Hamilton, Thomas (1780-1858) (DNB00)
HAMILTON, THOMAS, ninth Earl of Haddington (1780–1858), the only son of Thomas, eighth earl of Haddington, by his wife Lady Sophia Hope, third daughter of John, second earl of Hopetoun, was born in Edinburgh on 21 June 1780. He was educated at Edinburgh University and wards at Christ Church, Oxford, where he matriculated on 24 Oct. 1798, and graduated B.A. in 1801 and M.A. in 1815. At the general election in July 1802 he was returned to parliament in the tory interest for the borough of St. Germans, Cornwall, for which constituency he continued to sit until the dissolution 'in October 1806. At a by-election in January 1807 he was returned for Cockermouth, Cumberland, and at the general election in May of that year for Callington, Cornwall. Having been sworn a member of the privy council on 29 July 1814, he was appointed on 7 Sept. 1814 one of the commissioners for the management of the affairs in India (a post which he retained until the accession of the Grenville party to office in February 1822), and at a by-election in December 1814 was returned for Michael-Borough, Cornwall. At the general election in June 1818 he was elected one of the members for Rochester, and continued to represent that constituency until the dissolution in June 1826. At the general election of that year he was returned for the borough of Yarmouth in the Isle of Wight, but on 24 July 1827 was created Baron Melros of Tynninghame, in the peerage of the United Kingdom, and took his seat in the House of Lords on 29 Jan. 1828 (Journals of the House of Lords, lx. 6).

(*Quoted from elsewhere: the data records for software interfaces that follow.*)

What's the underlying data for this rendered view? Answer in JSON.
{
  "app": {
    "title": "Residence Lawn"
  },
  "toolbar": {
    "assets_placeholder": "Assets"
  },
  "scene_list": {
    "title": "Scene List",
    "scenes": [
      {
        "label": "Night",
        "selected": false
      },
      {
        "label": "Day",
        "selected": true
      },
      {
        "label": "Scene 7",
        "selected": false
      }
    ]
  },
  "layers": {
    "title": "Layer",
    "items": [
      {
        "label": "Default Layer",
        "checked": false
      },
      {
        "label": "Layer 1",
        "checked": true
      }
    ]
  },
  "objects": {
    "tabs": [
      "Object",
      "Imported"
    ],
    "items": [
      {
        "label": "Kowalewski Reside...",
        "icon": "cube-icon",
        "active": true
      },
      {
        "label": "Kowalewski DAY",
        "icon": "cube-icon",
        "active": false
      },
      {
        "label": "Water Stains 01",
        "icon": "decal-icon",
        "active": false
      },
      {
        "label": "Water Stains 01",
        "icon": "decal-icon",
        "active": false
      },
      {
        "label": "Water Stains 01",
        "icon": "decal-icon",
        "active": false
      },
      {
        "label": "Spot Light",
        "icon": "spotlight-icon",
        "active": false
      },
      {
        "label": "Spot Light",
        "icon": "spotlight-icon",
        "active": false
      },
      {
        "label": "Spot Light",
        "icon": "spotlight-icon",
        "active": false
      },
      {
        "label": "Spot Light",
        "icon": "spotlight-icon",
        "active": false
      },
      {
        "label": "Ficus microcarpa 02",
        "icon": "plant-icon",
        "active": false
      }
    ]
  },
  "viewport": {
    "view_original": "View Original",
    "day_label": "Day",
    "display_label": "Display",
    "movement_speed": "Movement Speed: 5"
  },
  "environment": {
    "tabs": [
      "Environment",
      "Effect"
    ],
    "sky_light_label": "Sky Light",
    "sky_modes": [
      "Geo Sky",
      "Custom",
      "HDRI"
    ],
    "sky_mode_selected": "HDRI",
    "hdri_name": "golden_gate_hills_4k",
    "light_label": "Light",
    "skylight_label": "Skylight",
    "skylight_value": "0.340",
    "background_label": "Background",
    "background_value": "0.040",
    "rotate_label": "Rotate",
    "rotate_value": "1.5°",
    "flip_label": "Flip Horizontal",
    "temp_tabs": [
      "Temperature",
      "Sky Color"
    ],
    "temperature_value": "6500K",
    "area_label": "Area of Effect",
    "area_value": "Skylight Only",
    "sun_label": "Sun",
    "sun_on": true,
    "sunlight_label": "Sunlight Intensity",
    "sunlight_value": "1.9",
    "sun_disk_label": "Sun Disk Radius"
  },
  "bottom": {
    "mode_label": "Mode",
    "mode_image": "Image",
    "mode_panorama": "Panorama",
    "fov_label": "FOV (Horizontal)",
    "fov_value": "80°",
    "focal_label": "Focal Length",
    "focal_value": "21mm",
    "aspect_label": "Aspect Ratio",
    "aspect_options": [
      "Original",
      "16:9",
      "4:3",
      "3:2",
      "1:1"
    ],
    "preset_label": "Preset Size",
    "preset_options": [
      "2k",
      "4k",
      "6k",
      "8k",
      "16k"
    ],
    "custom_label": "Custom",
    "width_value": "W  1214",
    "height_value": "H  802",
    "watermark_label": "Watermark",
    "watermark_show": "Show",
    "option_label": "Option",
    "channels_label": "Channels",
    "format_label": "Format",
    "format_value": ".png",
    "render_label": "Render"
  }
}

He succeeded his father as ninth earl of Haddington on 17 March 1828, and was appointed lord-lieutenant of Ireland in Sir Robert Peel's first administration on 29 Dec. 1 834, but resigned, with the rest of his colleagues, in April 1835. In September 1841, on the formation of Peel's second administration, Haddington was appointed first lord of the admiralty (with a seat in the cabinet), a post which he held until January 1846, when he succeeded the Duke of Buccleuch as lord privy seal. After the downfall of this administration in June 1846 Haddington did not again hold office, and took but little part in the debates. On 28 Oct. 1853 he was elected a knight of the Thistle. He died on 1 Dec. 1858 at Tynninghame House, Haddingtonshire, in the seventy-ninth year of his age, when the barony of Melros became extinct, and the earldom of Haddington and the barony of Binning and Byres descended to his cousin, George Baillie of Mellerstain and Jerviswood, the great-great-grandson of Thomas, the sixth earl. Haddington was not a man of any remarkable ability, and Greville, after recording that the governor-generalship of India was offered to but refused by Haddington in 1841, remarks: 'It is a curious circumstance that a man so unimportant, so destitute not only of shining but of plausible qualities, without interest or influence, should by a mere combination of accidental circumstances have had at his disposal three of the greatest and most important offices under the crown, having actually occupied two of them and rejected the greatest and most brilliant of all (Journal of the Reign of Queen Victoria, 1837-52, 1885, ii. 46). In 1843 he received 30,674l. 1s. 8d. in compensation for the surrender of the hereditary office of keeper of Holyrood Park, conferred upon Thomas, sixth earl of Haddington, by charter dated 23 Jan. 1691 (6 & 7 Viet. c. 64). He married, on 13 Nov. 1802, Lady Maria Parker, only surviving child of George, fourth earl of Macclesfield, by whom he had no issue. His widow survived him, and died on 11 Feb. 1861.
[Douglas's Peerage of Scotland, 1813, i. 685; Burke's Peerage, 1888, pp. 644, 730; Wilson's Biog. Index to the House of Commons, 1808, p. 102; Gent. Mag. 1802 vol. Ixxii. pt. ii. p. 1064, 1828 vol. xcviii. pt. i. p. 363, 1859 new ser. vi. 92, 1861 new ser. x. 354; Ann. Reg. 1858, App. to Chron. p. 452; Alumni Oxon. 1888, ii. 595; London Gazettes; Official Return of Lists of Members of Parliament, pt. ii. pp. 216, 231, 243, 258, 275, 288, 306.]